According to Wikipedia, eyeline match is a “flim editing technique based on the premise that the audience will want to see what the character on the screen is seeing”. We want to see what someone else sees. And sometimes, we want to be seen. Finding our way into the eyeline, for some of us, is sometimes an intentional maneuver.
I began thinking about validation. And like nearly everything that begins in one place, if I follow it, I find myself on an unexpected path of discoveries about myself. In the beginning, I told myself I did not really require validation, or much of it. I diminished the want, engaging a defense mechanism most likely because I was not getting enough of it. Mother of five children, I cling to bits of myself that have yet to be fully unwrapped. I don’t get much validation in my first and chosen career as a parent. Not too many accolades for soothing a toddler off the jagged edge of a meltdown; cleaning up the endless sticky and stinky messes sometimes after I have stepped in them; connecting meaningfully with my teenagers without the echoes of sarcasm; responding calmly to crises real and imagined; nursing a baby at my breast almost constantly; formulating a dinner plan to be executed in less than an hour when all the meat in the house is frozen; and some days, searching and surprisingly finding the patience within me to do it all over again.
So, with these tasks at hand, I began to explore this topic of validation in my mind at first and then through conversations with my husband and friends. Validation and the potential for receiving it is relative and often depends upon a variety of things like your gender, self-esteem, ethnicity, race, culture, and country. I began to think about the careers people choose based on their need (conscious or unconscious) for validation and recognition—becoming a nun or monk versus an actor or CEO. I thought about how much progress, in this country at least, has been made for women in terms of being validated for a job well done. And I also realized how much further—even in this country—we have to go. Men can basically show up and get a pat on the back. Women often have to stand out or do some extraordinary task in the eyeline of a powerful superior willing to notice out loud.
Then, because this kind of thinking about inequities can become impassioned to the point of anger, I shifted, turning my contemplations inward, rather than hit that glass ceiling. I recognized I needed more validation than I was getting, needed more than I thought I wanted. I needed my significants to be curious about me and, even more so, about my other work: my painting, my photography, my writing. I wanted recognition of these other skills and contributions. Or rather, I Desired it.
Getting in their eyeline was a challenge, because I was in their eyeline as a mother, a role that seemed to overshadow the other parts of me. Maybe I needed a new audience entirely? It is much easier to blame the culture, the other gender, than it is for me to look inside myself and admit I wanted something I did not have. This conversation with the Universe about validation was much more about where I needed to grow as a human being and much less about the deficiencies of our culture or others.

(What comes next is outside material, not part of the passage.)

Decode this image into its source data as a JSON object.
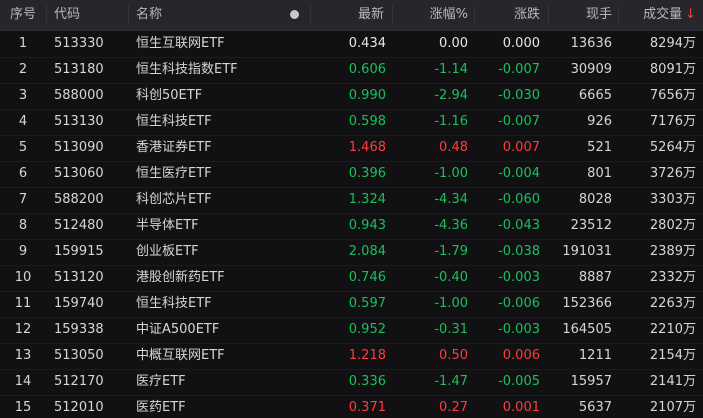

Learning to know what I desire and asking for it were my stretch goals. It was quite soul-searching (and continues to be) for me to consider this desire I have, this want. Too often, I accommodate, go along with the family to keep the texture smooth and everyone in the flow. I do this without even thinking, a condition of my being, my role, my gender—perhaps. My ability to accommodate, creatively even, is an asset as much as is it a deficiency. Often, I do not even know what I desire underneath what I choose to do in the moment. I do not even know if I am making a choice for or against my desire, because my desire in many ways has become disconnected or short-circuited or cut off from the rest of me. If it is the culture that may have taught me to be this way, as a woman, then to change the culture, I must change myself first.
I want validation for my art and my writing, and it occurred to me that I began this blog about the time all of this thinking about validation was rising to the surface. The blog was a new eyeline already cast in my direction. I sought out validation among strangers (some friends too). I wanted my work to have meaning or presence or be in the eyeline of others—not just in files on my computer or canvasses in my studio. I desire to be part of something greater than myself in the world of words and images, to risk my ego and become vulnerable to be noticed or not. Silence is not necessarily all that terrible of an answer. I do not have to have an answer, just my voice of desire and the potentiality to share in a way that exposes my soul, my creative parts that might not be good enough or might be exactly what the world needs to shift a little in a new direction.
More than anything, I know how much less alone I am when I hear someone’s story, see them. When I read someone else’s essay, novel or poem, or see their photograph or painting or sculpture, when someone’s work in the world is in my eyeline, I feel understood. And from some of the comments I have received on my work, I see others feeling less alone too. I realized the feeling of less alone is deeply connected to the need I have for validation. I practice, especially when I feel alone or not good enough, at keeping a wide perspective about myself and even more so on the world around me. Finding validation is about personal risk, is about being wrong sometimes or missing the mark entirely, and sometimes it is being really right in a way that lets others into a version of the Truth they have also experienced or want to see, and keeps us all from feeling insignificant.